I have not made much lament for the poverty of Burns. Mr Carlyle thinks that, had his father been richer, had he gone to an University, he might have "come forth a regular well-trained intellectual workman and changed the whole course of British literature." We might as well wish that Jeanne d'Arc had been educated at Sandhurst, or Saint-Cyr! Trained by Blair and Dugald Stewart, Burns might have emerged as a moderate divine, or a follower of Young, or Akenside. He had, probably, about as much schooling as Shakespeare; he had the best education for his genius. Better Scots poetry he could not have written had he been an Ireland Scholar, and his business was to write Scots poetry.
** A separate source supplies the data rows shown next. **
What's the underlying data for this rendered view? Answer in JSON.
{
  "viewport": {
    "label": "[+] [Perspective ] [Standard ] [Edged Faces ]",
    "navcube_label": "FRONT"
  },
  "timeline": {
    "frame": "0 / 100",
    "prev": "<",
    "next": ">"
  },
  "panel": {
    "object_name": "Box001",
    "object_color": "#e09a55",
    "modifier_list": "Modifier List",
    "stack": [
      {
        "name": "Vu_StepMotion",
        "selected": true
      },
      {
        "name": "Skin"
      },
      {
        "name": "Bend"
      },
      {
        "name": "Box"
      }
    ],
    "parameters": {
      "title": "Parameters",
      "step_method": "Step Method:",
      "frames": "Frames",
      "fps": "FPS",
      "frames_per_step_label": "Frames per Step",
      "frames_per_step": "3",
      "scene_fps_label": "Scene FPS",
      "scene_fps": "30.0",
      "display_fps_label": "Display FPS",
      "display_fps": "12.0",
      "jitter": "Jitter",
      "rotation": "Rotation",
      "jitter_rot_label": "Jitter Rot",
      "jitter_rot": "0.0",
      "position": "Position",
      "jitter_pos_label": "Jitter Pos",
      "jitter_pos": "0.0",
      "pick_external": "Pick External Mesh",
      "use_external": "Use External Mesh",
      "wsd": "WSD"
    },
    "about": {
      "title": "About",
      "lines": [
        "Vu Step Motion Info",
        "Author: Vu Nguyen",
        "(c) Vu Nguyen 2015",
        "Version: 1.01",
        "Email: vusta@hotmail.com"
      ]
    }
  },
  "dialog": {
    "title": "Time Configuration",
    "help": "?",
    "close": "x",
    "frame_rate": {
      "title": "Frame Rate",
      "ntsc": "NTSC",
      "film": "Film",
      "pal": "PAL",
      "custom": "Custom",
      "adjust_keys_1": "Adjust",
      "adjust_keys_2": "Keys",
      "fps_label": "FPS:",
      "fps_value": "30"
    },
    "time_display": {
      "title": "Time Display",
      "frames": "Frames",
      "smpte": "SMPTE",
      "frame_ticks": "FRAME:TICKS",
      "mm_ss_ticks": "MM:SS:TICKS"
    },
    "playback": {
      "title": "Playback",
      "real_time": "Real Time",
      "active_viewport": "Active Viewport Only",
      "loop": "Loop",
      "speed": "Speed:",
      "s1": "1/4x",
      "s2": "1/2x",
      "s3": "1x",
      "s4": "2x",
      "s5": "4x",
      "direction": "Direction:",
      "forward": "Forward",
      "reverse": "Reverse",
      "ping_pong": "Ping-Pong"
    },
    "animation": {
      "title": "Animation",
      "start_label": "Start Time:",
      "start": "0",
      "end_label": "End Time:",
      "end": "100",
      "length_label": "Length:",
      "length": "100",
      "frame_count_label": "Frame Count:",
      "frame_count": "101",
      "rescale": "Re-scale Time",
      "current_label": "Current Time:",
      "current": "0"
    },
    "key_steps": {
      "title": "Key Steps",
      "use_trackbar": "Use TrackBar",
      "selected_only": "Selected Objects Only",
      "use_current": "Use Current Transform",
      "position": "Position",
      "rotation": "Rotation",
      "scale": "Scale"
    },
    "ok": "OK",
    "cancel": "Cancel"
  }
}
The people of whom he came he could not have represented as he did, if a long classical education and many academic years had come between him and the clay bigging of his birth. It is awful to think of, but he might have died a Professor of Moral Philosophy, like Christopher North. Burns, one cannot say it too strongly, is quite good enough as he is! He was a careful and conscientious artist: he gave the needful attention to his work, altering and improving, but not more. He could not have bettered Tam o' Shanter, or Hallow Een, or The Jolly Beggars, if he had been steeped in Longinus and Quintilian, Dr Blair his rhetoric, and the writings of Boileau. A man's work, after all, is what he could do, and had to do. One fails to see how any change of worldly circumstance could have bettered the true work of Burns.
Tune-"I am a man unmarried."
O ONCE I lov'd a bonie lass,
And whilst that virtue warms my breast,
But Nelly's looks are blythe and sweet,
And what is best of a',
Her reputation is complete,
She dresses aye sae clean and neat,
And then there's something in her gait
A gaudy dress and gentle air
"Tis this in Nelly pleases me,
Song O Tibbie, I hae seen the day."1
Tune-"Invercauld's Reel, or Strathspey."
Chor.--O Tibbie, I hae seen the day,